That way I could get my peas down without evening realizing it, because I liked what was around them. Plus I got to get up from my table, and my parents were, well, reasonably happy.

Everyone’s got both peas and potatoes in their life. For example, I don’t like the tedium of doing media plans for clients, but if I want to get their message in front of the right people, it’s a necessary evil. My peas, if you will.

But I do like strategy, and I love to write.  Those are my potatoes.

When I do a media plan, I do both, but focus on the parts I like more than the ones I don’t.  That way, the work gets done, my clients are happy and, in the long run, I get to choose what I want to eat.

Which is still, typically, not peas.

But they’re growing on me 😉

Ever Want to Start Over?

Sure you do.  Most people do — and that’s not necessarily a bad thing. In fact, when done for the right reasons, it can be a sign of growth.  Here’s the thing: if you think you’ve reached your limit in the old, and want to move on to the new, to that place where you can be the next best version of yourself, then starting over doesn’t always mean starting from scratch.  Sometimes it just means recognizing that you need to be a ruthless editor — of your life.  And editing starts with getting rid of some things so you can make room for better ones.  And maybe in the process, you also discover that some of those things you were holding on to so tightly were also holding on to you.

Maybe holding you back.  From the new. And the better.

All of which is to say if you’ve arrived here expecting to see my old blog, well, I dumped it.  All of it (though I did back it up – you know, just in case).
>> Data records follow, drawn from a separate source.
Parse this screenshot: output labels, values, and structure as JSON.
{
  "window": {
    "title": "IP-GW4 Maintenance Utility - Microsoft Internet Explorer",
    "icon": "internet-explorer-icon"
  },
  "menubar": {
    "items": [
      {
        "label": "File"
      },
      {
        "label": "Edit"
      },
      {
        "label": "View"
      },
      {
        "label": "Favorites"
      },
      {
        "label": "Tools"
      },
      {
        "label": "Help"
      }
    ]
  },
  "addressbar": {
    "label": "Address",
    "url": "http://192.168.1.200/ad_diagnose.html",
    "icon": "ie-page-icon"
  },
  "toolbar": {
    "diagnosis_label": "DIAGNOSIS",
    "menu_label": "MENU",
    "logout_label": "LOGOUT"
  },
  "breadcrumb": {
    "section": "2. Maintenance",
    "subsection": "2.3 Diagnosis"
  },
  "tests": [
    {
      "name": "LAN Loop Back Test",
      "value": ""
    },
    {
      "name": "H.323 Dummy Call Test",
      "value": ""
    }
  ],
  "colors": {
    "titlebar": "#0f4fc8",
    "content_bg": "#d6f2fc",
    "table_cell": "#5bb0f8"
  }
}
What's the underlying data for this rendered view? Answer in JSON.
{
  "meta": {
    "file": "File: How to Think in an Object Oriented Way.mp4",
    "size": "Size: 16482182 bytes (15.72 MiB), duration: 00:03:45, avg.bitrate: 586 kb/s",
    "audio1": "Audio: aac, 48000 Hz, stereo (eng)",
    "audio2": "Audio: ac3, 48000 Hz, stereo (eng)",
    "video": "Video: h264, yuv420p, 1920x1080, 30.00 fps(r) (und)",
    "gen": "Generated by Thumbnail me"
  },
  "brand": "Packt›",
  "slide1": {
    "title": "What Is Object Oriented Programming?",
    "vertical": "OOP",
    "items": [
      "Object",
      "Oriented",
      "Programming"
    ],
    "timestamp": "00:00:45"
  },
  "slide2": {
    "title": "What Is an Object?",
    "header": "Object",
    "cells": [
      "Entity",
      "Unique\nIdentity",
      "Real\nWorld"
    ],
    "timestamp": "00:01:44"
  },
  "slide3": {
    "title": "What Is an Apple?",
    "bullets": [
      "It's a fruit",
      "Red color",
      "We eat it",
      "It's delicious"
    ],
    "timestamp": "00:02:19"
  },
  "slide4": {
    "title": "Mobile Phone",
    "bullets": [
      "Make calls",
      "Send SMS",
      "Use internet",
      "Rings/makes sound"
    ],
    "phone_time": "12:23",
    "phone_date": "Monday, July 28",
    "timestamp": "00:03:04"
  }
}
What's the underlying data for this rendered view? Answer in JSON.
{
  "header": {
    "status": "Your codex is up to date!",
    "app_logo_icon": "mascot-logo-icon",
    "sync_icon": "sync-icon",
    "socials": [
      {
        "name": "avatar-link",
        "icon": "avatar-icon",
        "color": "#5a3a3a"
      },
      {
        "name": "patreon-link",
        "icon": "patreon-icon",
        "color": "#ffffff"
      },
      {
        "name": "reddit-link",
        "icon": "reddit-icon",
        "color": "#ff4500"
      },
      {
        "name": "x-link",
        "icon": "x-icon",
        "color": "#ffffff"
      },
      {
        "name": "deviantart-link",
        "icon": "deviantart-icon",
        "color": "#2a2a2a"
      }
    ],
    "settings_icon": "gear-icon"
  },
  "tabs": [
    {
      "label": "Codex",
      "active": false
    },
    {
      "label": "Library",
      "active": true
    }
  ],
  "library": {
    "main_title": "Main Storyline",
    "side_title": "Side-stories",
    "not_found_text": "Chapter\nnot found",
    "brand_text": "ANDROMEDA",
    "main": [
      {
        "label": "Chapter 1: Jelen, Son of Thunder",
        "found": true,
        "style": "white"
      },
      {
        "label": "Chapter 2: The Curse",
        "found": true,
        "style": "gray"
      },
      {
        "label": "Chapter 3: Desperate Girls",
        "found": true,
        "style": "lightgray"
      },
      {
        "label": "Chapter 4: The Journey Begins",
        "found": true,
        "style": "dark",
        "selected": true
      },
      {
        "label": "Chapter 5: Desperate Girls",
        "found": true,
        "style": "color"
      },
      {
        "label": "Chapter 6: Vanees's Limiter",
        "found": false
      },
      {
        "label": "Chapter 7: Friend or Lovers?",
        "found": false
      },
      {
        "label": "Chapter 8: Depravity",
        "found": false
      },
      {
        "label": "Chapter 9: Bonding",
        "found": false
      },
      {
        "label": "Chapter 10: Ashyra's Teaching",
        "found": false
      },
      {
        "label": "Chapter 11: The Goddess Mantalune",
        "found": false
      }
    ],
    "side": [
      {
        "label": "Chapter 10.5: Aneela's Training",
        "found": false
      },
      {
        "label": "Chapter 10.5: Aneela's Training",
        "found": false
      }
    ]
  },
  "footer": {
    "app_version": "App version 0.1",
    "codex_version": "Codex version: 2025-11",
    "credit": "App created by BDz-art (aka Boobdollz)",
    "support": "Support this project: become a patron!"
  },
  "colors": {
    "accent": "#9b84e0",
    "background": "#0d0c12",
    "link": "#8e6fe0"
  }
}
And if you’re seeing this message, know this: it’s temporary.  Like everything else, really. Change is always happening, but when you step back and take a look and realize it and then embrace it, well, that can be liberating.

Long story short-ish, I’m restarting the whole thing. Building out a new blog about 3 topics: Branding, Creativity and Life.

For me, that’s enough categories and pretty much capture everything I do as a writer, brand communications strategist, author, creative, human, husband and father.

Much of what I do is driven by a desire to help people.  These days, most of the work I do is by referral and usually involves figuring out what’s broken and finding ways to fix it.  I unearth brands and shape the way people understand and think about businesses. I write about things that matter and do my best to make a difference whether it’s profitable or not because, in the long run, people count a whole lot more than profit.

Which means if there’s something you need help with, feel free to reach out to me directly and I’ll do my best to help, because we need more of that these days.

About the blog? It’ll be a work in progress, pretty much like life. It’ll mostly stick to those three categories, and hopefully will provide you with some value and a little entertainment along the way.

And thanks for playing along 😉